TRY IT
Each line holding the string "CalculatorEA" is to be copied from the data.

———

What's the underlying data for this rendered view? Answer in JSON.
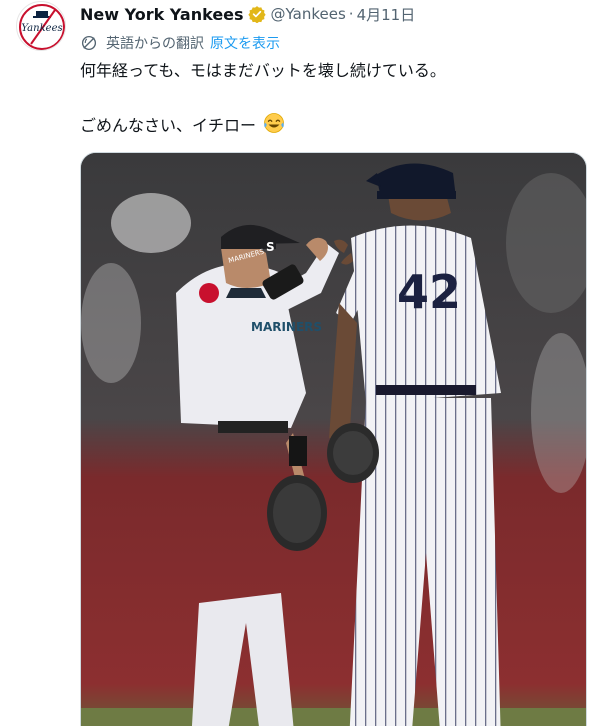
{
  "tweet": {
    "author_name": "New York Yankees",
    "handle": "@Yankees",
    "separator": "·",
    "date": "4月11日",
    "verified_icon": "verified-badge-icon",
    "avatar_text": "Yankees",
    "translation": {
      "label": "英語からの翻訳",
      "show_original": "原文を表示",
      "icon": "translate-globe-icon"
    },
    "text_line1": "何年経っても、モはまだバットを壊し続けている。",
    "text_line2": "ごめんなさい、イチロー",
    "emoji": "face-with-tears-of-joy-icon",
    "photo": {
      "left_cap_letter": "S",
      "left_jersey_text": "MARINERS",
      "left_collar_text": "MARINERS",
      "right_number": "42"
    }
  },
  "colors": {
    "link": "#1d9bf0",
    "secondary_text": "#536471",
    "verified_gold": "#e2b719",
    "yankees_red": "#c8102e",
    "yankees_navy": "#0c2340"
  }
}
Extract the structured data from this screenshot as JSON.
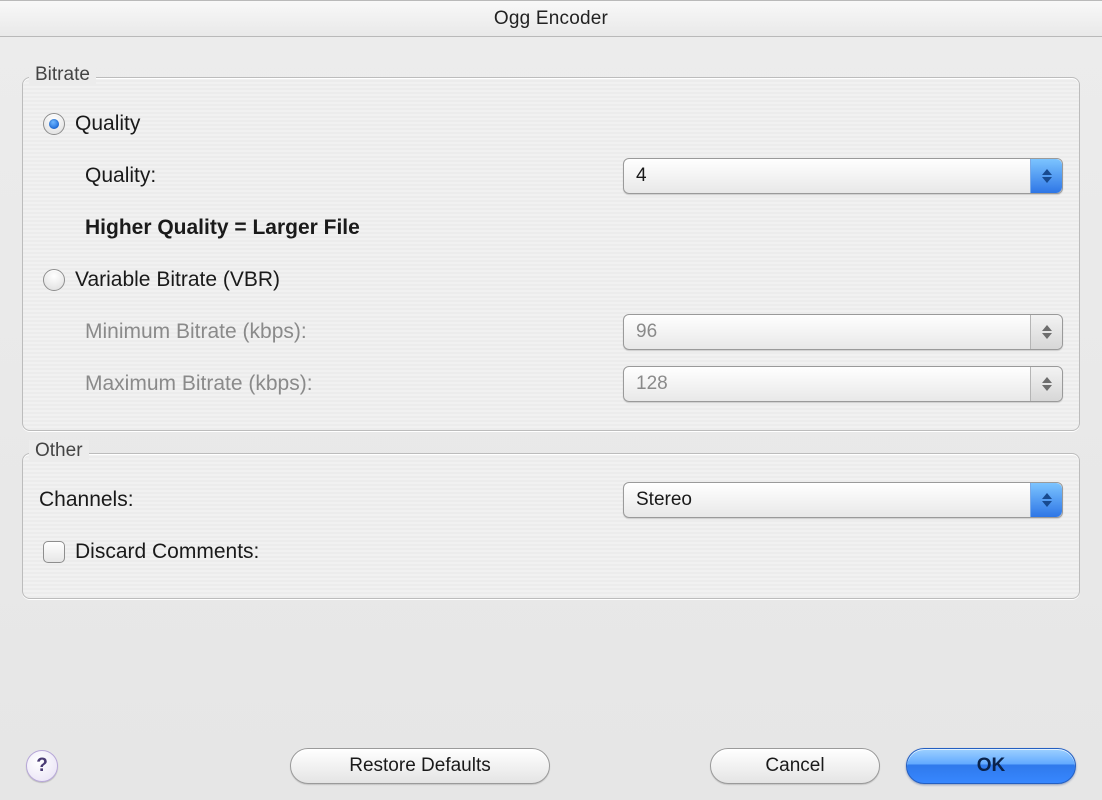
{
  "window": {
    "title": "Ogg Encoder"
  },
  "bitrate": {
    "group_label": "Bitrate",
    "modes": {
      "quality_label": "Quality",
      "vbr_label": "Variable Bitrate (VBR)",
      "mode": "quality"
    },
    "quality": {
      "field_label": "Quality:",
      "value": "4",
      "hint": "Higher Quality = Larger File"
    },
    "vbr": {
      "min_label": "Minimum Bitrate (kbps):",
      "min_value": "96",
      "max_label": "Maximum Bitrate (kbps):",
      "max_value": "128"
    }
  },
  "other": {
    "group_label": "Other",
    "channels_label": "Channels:",
    "channels_value": "Stereo",
    "discard_label": "Discard Comments:",
    "discard_checked": false
  },
  "buttons": {
    "help": "?",
    "restore": "Restore Defaults",
    "cancel": "Cancel",
    "ok": "OK"
  }
}
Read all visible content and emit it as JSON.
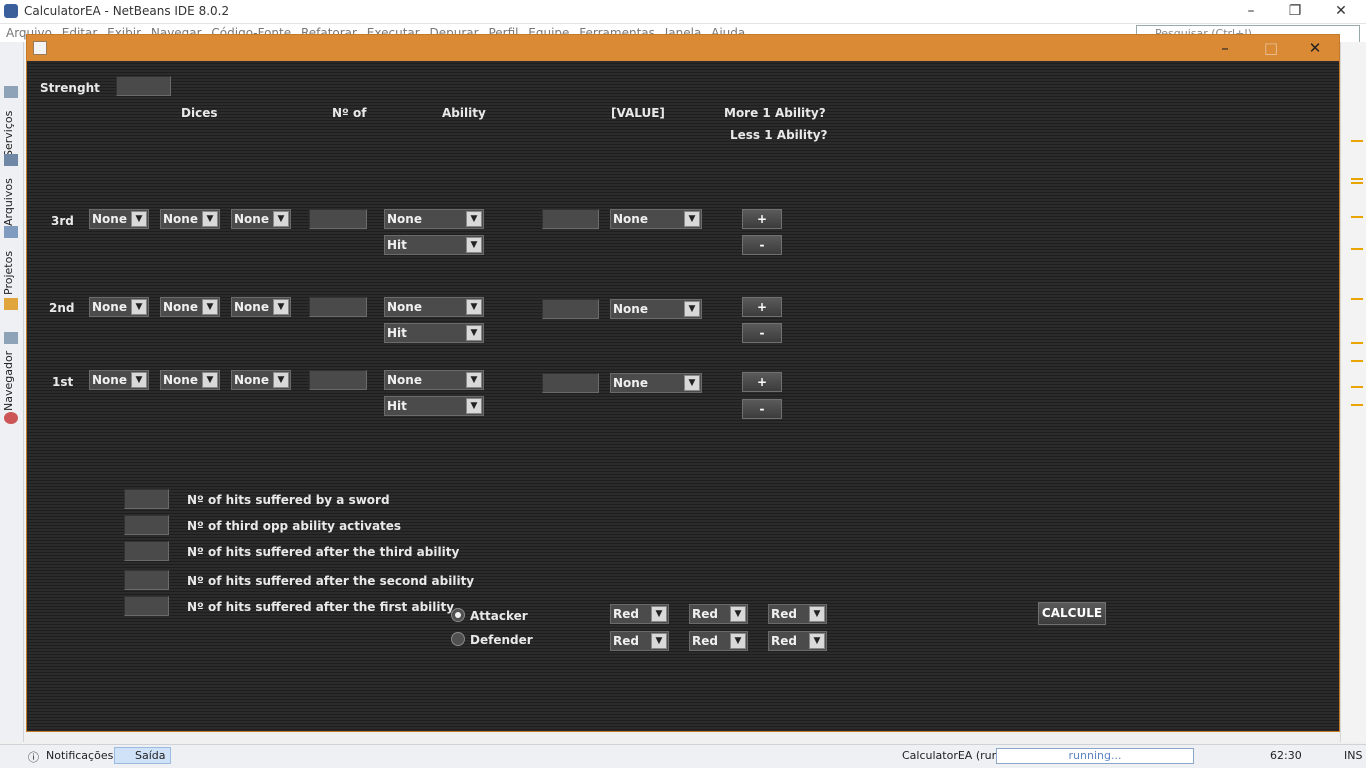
{
  "ide": {
    "title": "CalculatorEA - NetBeans IDE 8.0.2",
    "menu": [
      "Arquivo",
      "Editar",
      "Exibir",
      "Navegar",
      "Código-Fonte",
      "Refatorar",
      "Executar",
      "Depurar",
      "Perfil",
      "Equipe",
      "Ferramentas",
      "Janela",
      "Ajuda"
    ],
    "search_placeholder": "Pesquisar (Ctrl+I)",
    "side_tabs": [
      "Serviços",
      "Arquivos",
      "Projetos",
      "Navegador"
    ],
    "status": {
      "notifications": "Notificações",
      "output": "Saída",
      "run_label": "CalculatorEA (run)",
      "progress_text": "running...",
      "position": "62:30",
      "mode": "INS"
    }
  },
  "form": {
    "strength_label": "Strenght",
    "headers": {
      "dices": "Dices",
      "n_of": "Nº of",
      "ability": "Ability",
      "value": "[VALUE]",
      "more": "More 1 Ability?",
      "less": "Less 1 Ability?"
    },
    "rows": [
      {
        "label": "3rd",
        "dice": [
          "None",
          "None",
          "None"
        ],
        "ability": "None",
        "ability2": "Hit",
        "value_select": "None",
        "plus": "+",
        "minus": "-"
      },
      {
        "label": "2nd",
        "dice": [
          "None",
          "None",
          "None"
        ],
        "ability": "None",
        "ability2": "Hit",
        "value_select": "None",
        "plus": "+",
        "minus": "-"
      },
      {
        "label": "1st",
        "dice": [
          "None",
          "None",
          "None"
        ],
        "ability": "None",
        "ability2": "Hit",
        "value_select": "None",
        "plus": "+",
        "minus": "-"
      }
    ],
    "results": [
      "Nº of hits suffered by a sword",
      "Nº of third opp ability activates",
      "Nº of hits suffered after the third ability",
      "Nº of hits suffered after the second ability",
      "Nº of hits suffered after the first ability"
    ],
    "roles": {
      "attacker": "Attacker",
      "defender": "Defender",
      "selected": "Attacker"
    },
    "colors_row1": [
      "Red",
      "Red",
      "Red"
    ],
    "colors_row2": [
      "Red",
      "Red",
      "Red"
    ],
    "calc_button": "CALCULE"
  },
  "theme": {
    "accent": "#da8a34",
    "background": "#2b2b2b"
  }
}
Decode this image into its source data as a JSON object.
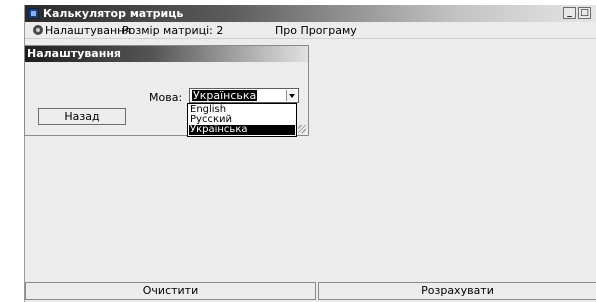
{
  "window": {
    "title": "Калькулятор матриць",
    "controls": [
      "_",
      "□"
    ]
  },
  "menu": {
    "settings": "Налаштування",
    "matrix_size": "Розмір матриці: 2",
    "about": "Про Програму"
  },
  "settings_panel": {
    "title": "Налаштування",
    "language_label": "Мова:",
    "language_value": "Українська",
    "language_options": [
      "English",
      "Русский",
      "Українська"
    ],
    "back_button": "Назад"
  },
  "bottom_buttons": {
    "clear": "Очистити",
    "calculate": "Розрахувати"
  },
  "icons": {
    "app": "matrix-calculator-icon",
    "settings": "gear-icon"
  },
  "colors": {
    "titlebar_dark": "#2b2b2b",
    "window_bg": "#ececec",
    "selection": "#000000"
  }
}
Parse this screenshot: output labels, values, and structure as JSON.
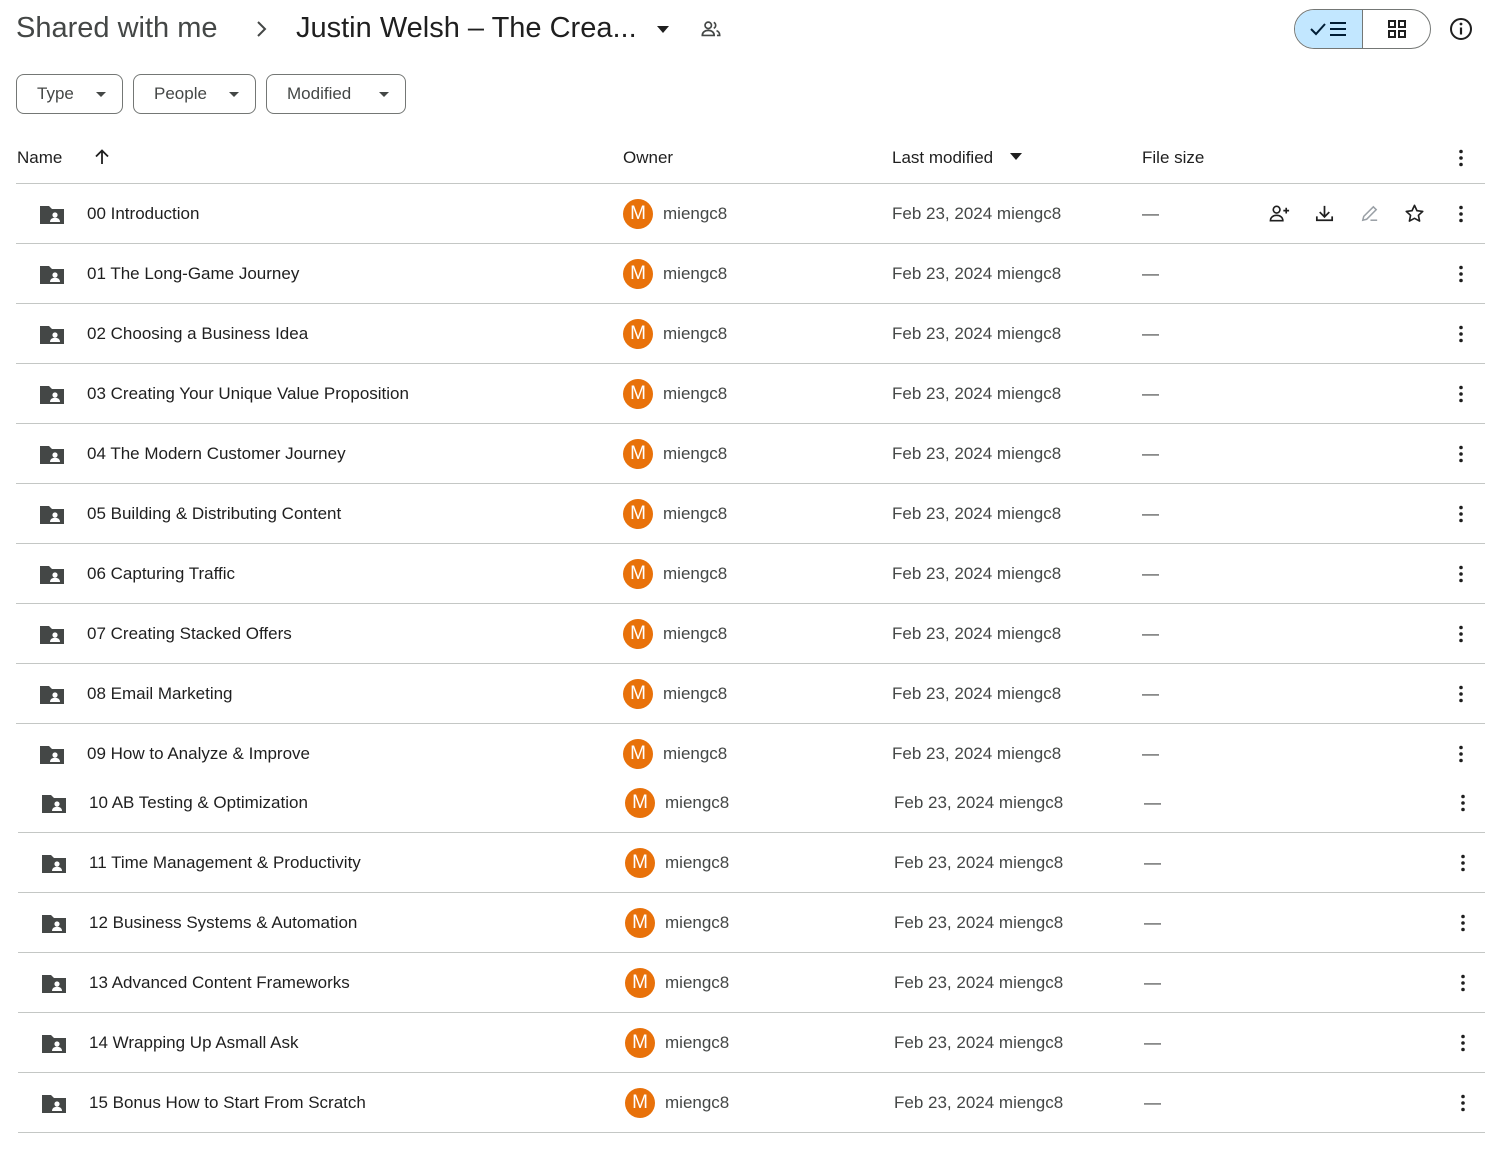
{
  "breadcrumb": {
    "root": "Shared with me",
    "current": "Justin Welsh – The Crea..."
  },
  "filters": [
    {
      "label": "Type"
    },
    {
      "label": "People"
    },
    {
      "label": "Modified"
    }
  ],
  "columns": {
    "name": "Name",
    "owner": "Owner",
    "last_modified": "Last modified",
    "file_size": "File size"
  },
  "accent": {
    "avatar": "#e8710a",
    "selected_view": "#c2e7ff"
  },
  "rows": [
    {
      "name": "00 Introduction",
      "avatar": "M",
      "owner": "miengc8",
      "modified": "Feb 23, 2024 miengc8",
      "size": "—"
    },
    {
      "name": "01 The Long-Game Journey",
      "avatar": "M",
      "owner": "miengc8",
      "modified": "Feb 23, 2024 miengc8",
      "size": "—"
    },
    {
      "name": "02 Choosing a Business Idea",
      "avatar": "M",
      "owner": "miengc8",
      "modified": "Feb 23, 2024 miengc8",
      "size": "—"
    },
    {
      "name": "03 Creating Your Unique Value Proposition",
      "avatar": "M",
      "owner": "miengc8",
      "modified": "Feb 23, 2024 miengc8",
      "size": "—"
    },
    {
      "name": "04 The Modern Customer Journey",
      "avatar": "M",
      "owner": "miengc8",
      "modified": "Feb 23, 2024 miengc8",
      "size": "—"
    },
    {
      "name": "05 Building & Distributing Content",
      "avatar": "M",
      "owner": "miengc8",
      "modified": "Feb 23, 2024 miengc8",
      "size": "—"
    },
    {
      "name": "06 Capturing Traffic",
      "avatar": "M",
      "owner": "miengc8",
      "modified": "Feb 23, 2024 miengc8",
      "size": "—"
    },
    {
      "name": "07 Creating Stacked Offers",
      "avatar": "M",
      "owner": "miengc8",
      "modified": "Feb 23, 2024 miengc8",
      "size": "—"
    },
    {
      "name": "08 Email Marketing",
      "avatar": "M",
      "owner": "miengc8",
      "modified": "Feb 23, 2024 miengc8",
      "size": "—"
    },
    {
      "name": "09 How to Analyze & Improve",
      "avatar": "M",
      "owner": "miengc8",
      "modified": "Feb 23, 2024 miengc8",
      "size": "—"
    },
    {
      "name": "10 AB Testing & Optimization",
      "avatar": "M",
      "owner": "miengc8",
      "modified": "Feb 23, 2024 miengc8",
      "size": "—"
    },
    {
      "name": "11 Time Management & Productivity",
      "avatar": "M",
      "owner": "miengc8",
      "modified": "Feb 23, 2024 miengc8",
      "size": "—"
    },
    {
      "name": "12 Business Systems & Automation",
      "avatar": "M",
      "owner": "miengc8",
      "modified": "Feb 23, 2024 miengc8",
      "size": "—"
    },
    {
      "name": "13 Advanced Content Frameworks",
      "avatar": "M",
      "owner": "miengc8",
      "modified": "Feb 23, 2024 miengc8",
      "size": "—"
    },
    {
      "name": "14 Wrapping Up Asmall Ask",
      "avatar": "M",
      "owner": "miengc8",
      "modified": "Feb 23, 2024 miengc8",
      "size": "—"
    },
    {
      "name": "15 Bonus How to Start From Scratch",
      "avatar": "M",
      "owner": "miengc8",
      "modified": "Feb 23, 2024 miengc8",
      "size": "—"
    }
  ]
}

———

REPLY
    "title": "CalculatorEA - NetBeans IDE 8.0.2",
      "run_label": "CalculatorEA (run)",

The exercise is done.